Title: The Lost Book
Author: Margarita Surnaite
Illustration: Margarita Surnaite
Publisher: Andersen Press
Genre: Children’s picture book
Book format: Paperback
Description: All rabbits like books, except for Henry…Until he discovers The Lost Book.
*Free copy provided by publisher for review…
Review: I really enjoyed this story in fact I could have done with reading this book when I was younger! Henry lives in Rabbit Town with his parents and sisters. While everyone in Rabbit Town seems to love reading books, Henry doesn’t. He doesn’t understand their appeal and would much rather play games or have an adventure, but one day when he chases after a ball he’s thrown, he finds a book, a lost book. Wondering who lost the book and going on a search to find its owner, he finds himself in a strange world, a world filled with people.
The book is about A4 in size and filled with lovely illustrations and text on thick matt pages. The story is a clever one. Henry travels from his beautiful and colourful Rabbit Town into the dreary almost grey world of humans. In search for the lost book’s owner, Henry tries to get people’s attention but nobody notices him as they are too busy looking at their phones or rushing to work. He even goes so far as to end up travelling on the tube (underground), and starts to lose hope until a little girl notices him. I don’t want to spoil the whole story but it’s a clever one with the girl noticing Henry and the magic of the two together brightening up and making colourful the rest of their day. The story has a funny twist at the end too which I really enjoyed as it’s the type of twist I just love!
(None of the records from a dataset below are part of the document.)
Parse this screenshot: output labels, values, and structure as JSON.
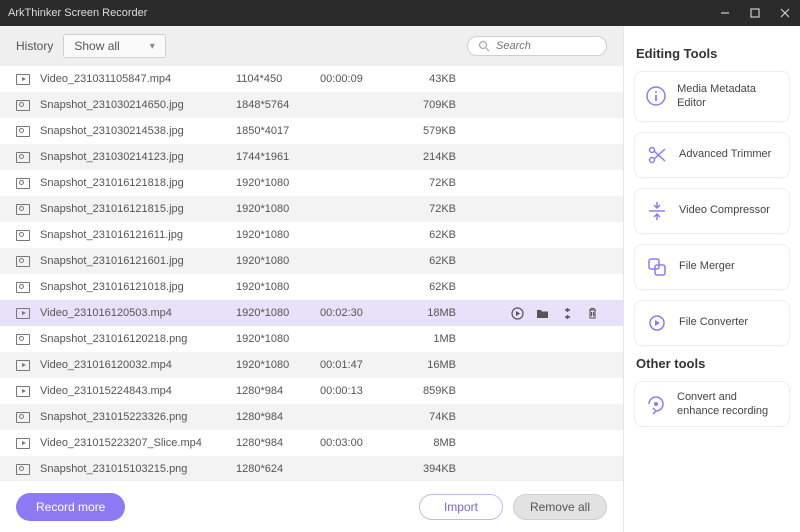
{
  "app": {
    "title": "ArkThinker Screen Recorder"
  },
  "subheader": {
    "history_label": "History",
    "filter_label": "Show all",
    "search_placeholder": "Search"
  },
  "files": [
    {
      "type": "video",
      "name": "Video_231031105847.mp4",
      "res": "1104*450",
      "dur": "00:00:09",
      "size": "43KB",
      "selected": false
    },
    {
      "type": "image",
      "name": "Snapshot_231030214650.jpg",
      "res": "1848*5764",
      "dur": "",
      "size": "709KB",
      "selected": false
    },
    {
      "type": "image",
      "name": "Snapshot_231030214538.jpg",
      "res": "1850*4017",
      "dur": "",
      "size": "579KB",
      "selected": false
    },
    {
      "type": "image",
      "name": "Snapshot_231030214123.jpg",
      "res": "1744*1961",
      "dur": "",
      "size": "214KB",
      "selected": false
    },
    {
      "type": "image",
      "name": "Snapshot_231016121818.jpg",
      "res": "1920*1080",
      "dur": "",
      "size": "72KB",
      "selected": false
    },
    {
      "type": "image",
      "name": "Snapshot_231016121815.jpg",
      "res": "1920*1080",
      "dur": "",
      "size": "72KB",
      "selected": false
    },
    {
      "type": "image",
      "name": "Snapshot_231016121611.jpg",
      "res": "1920*1080",
      "dur": "",
      "size": "62KB",
      "selected": false
    },
    {
      "type": "image",
      "name": "Snapshot_231016121601.jpg",
      "res": "1920*1080",
      "dur": "",
      "size": "62KB",
      "selected": false
    },
    {
      "type": "image",
      "name": "Snapshot_231016121018.jpg",
      "res": "1920*1080",
      "dur": "",
      "size": "62KB",
      "selected": false
    },
    {
      "type": "video",
      "name": "Video_231016120503.mp4",
      "res": "1920*1080",
      "dur": "00:02:30",
      "size": "18MB",
      "selected": true
    },
    {
      "type": "image",
      "name": "Snapshot_231016120218.png",
      "res": "1920*1080",
      "dur": "",
      "size": "1MB",
      "selected": false
    },
    {
      "type": "video",
      "name": "Video_231016120032.mp4",
      "res": "1920*1080",
      "dur": "00:01:47",
      "size": "16MB",
      "selected": false
    },
    {
      "type": "video",
      "name": "Video_231015224843.mp4",
      "res": "1280*984",
      "dur": "00:00:13",
      "size": "859KB",
      "selected": false
    },
    {
      "type": "image",
      "name": "Snapshot_231015223326.png",
      "res": "1280*984",
      "dur": "",
      "size": "74KB",
      "selected": false
    },
    {
      "type": "video",
      "name": "Video_231015223207_Slice.mp4",
      "res": "1280*984",
      "dur": "00:03:00",
      "size": "8MB",
      "selected": false
    },
    {
      "type": "image",
      "name": "Snapshot_231015103215.png",
      "res": "1280*624",
      "dur": "",
      "size": "394KB",
      "selected": false
    }
  ],
  "footer": {
    "record_label": "Record more",
    "import_label": "Import",
    "remove_label": "Remove all"
  },
  "sidebar": {
    "editing_title": "Editing Tools",
    "other_title": "Other tools",
    "tools": [
      {
        "icon": "info",
        "label": "Media Metadata Editor"
      },
      {
        "icon": "scissors",
        "label": "Advanced Trimmer"
      },
      {
        "icon": "compress",
        "label": "Video Compressor"
      },
      {
        "icon": "merge",
        "label": "File Merger"
      },
      {
        "icon": "convert",
        "label": "File Converter"
      }
    ],
    "other": [
      {
        "icon": "enhance",
        "label": "Convert and enhance recording"
      }
    ]
  }
}
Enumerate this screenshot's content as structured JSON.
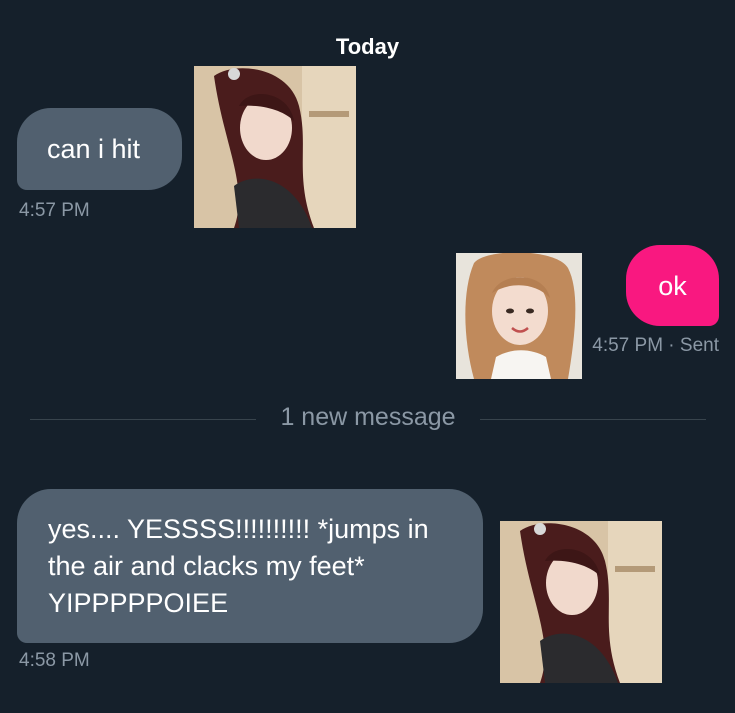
{
  "conversation": {
    "day_label": "Today",
    "new_messages_divider": "1 new message",
    "messages": [
      {
        "direction": "incoming",
        "text": "can i hit",
        "time": "4:57 PM",
        "attachment": "photo of woman with long dark red hair"
      },
      {
        "direction": "outgoing",
        "text": "ok",
        "time": "4:57 PM · Sent",
        "attachment": "photo of smiling woman with light brown hair"
      },
      {
        "direction": "incoming",
        "text": "yes.... YESSSS!!!!!!!!!! *jumps in the air and clacks my feet* YIPPPPPOIEE",
        "time": "4:58 PM",
        "attachment": "photo of woman with long dark red hair"
      }
    ]
  },
  "colors": {
    "background": "#15202b",
    "incoming_bubble": "#51606f",
    "outgoing_bubble": "#f91880",
    "timestamp": "#8b98a5",
    "divider": "#38444d"
  }
}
The illustrations are so cute and very well done. The colourful and beautiful Rabbit world is in vast contrast to the dreary grey world of the humans. The human world is grey and I love the way that the whole world is depicted as depressing due to people constantly on their phones, even the clever adverts on the underground alluding to more and more obsessive phone use. I really love the way the illustrations look and feel, and the use of colours in various parts is so clever.
This book hasn’t received the best reviews, at least not on Amazon, and I think many reviewers have missed the point. As someone who found myself put off from reading at a young age due to a bad experience, this would have been a perfect book to give me to try to make me see the magic of reading and immagination. The world of books is depicted in a colourful and bright way while in contrast a world of obsessive screen use is grey and depressing. I like the way this is shown as it does suggest that books spark the imagination and that a world of imagination and stories is so much more rewarding than simply staring at a phone (something I actually agree with). I don’t think the message of the book is confusing, it’s simply trying to get kids into books and not becoming slaves to devices which is something we’re unfortunately seeing more and more of in our world these days.
Overall I really enjoyed this book and especially the twist at the end which makes us wonder what was even real and what was imagined! I have really enjoyed looking at this book as an adult and I know that even as a child I would have loved the images, story and the twist. It’s a lovely book and I’d recommend it for anyone trying to encourage their children to enjoy reading more and sparking that love of stories and the imagination.
What do you think of this book? Do you think books spark imagination? Do you think we’re spending too much time looking at screens in the modern world? Let me know what you think in the comments below 🙂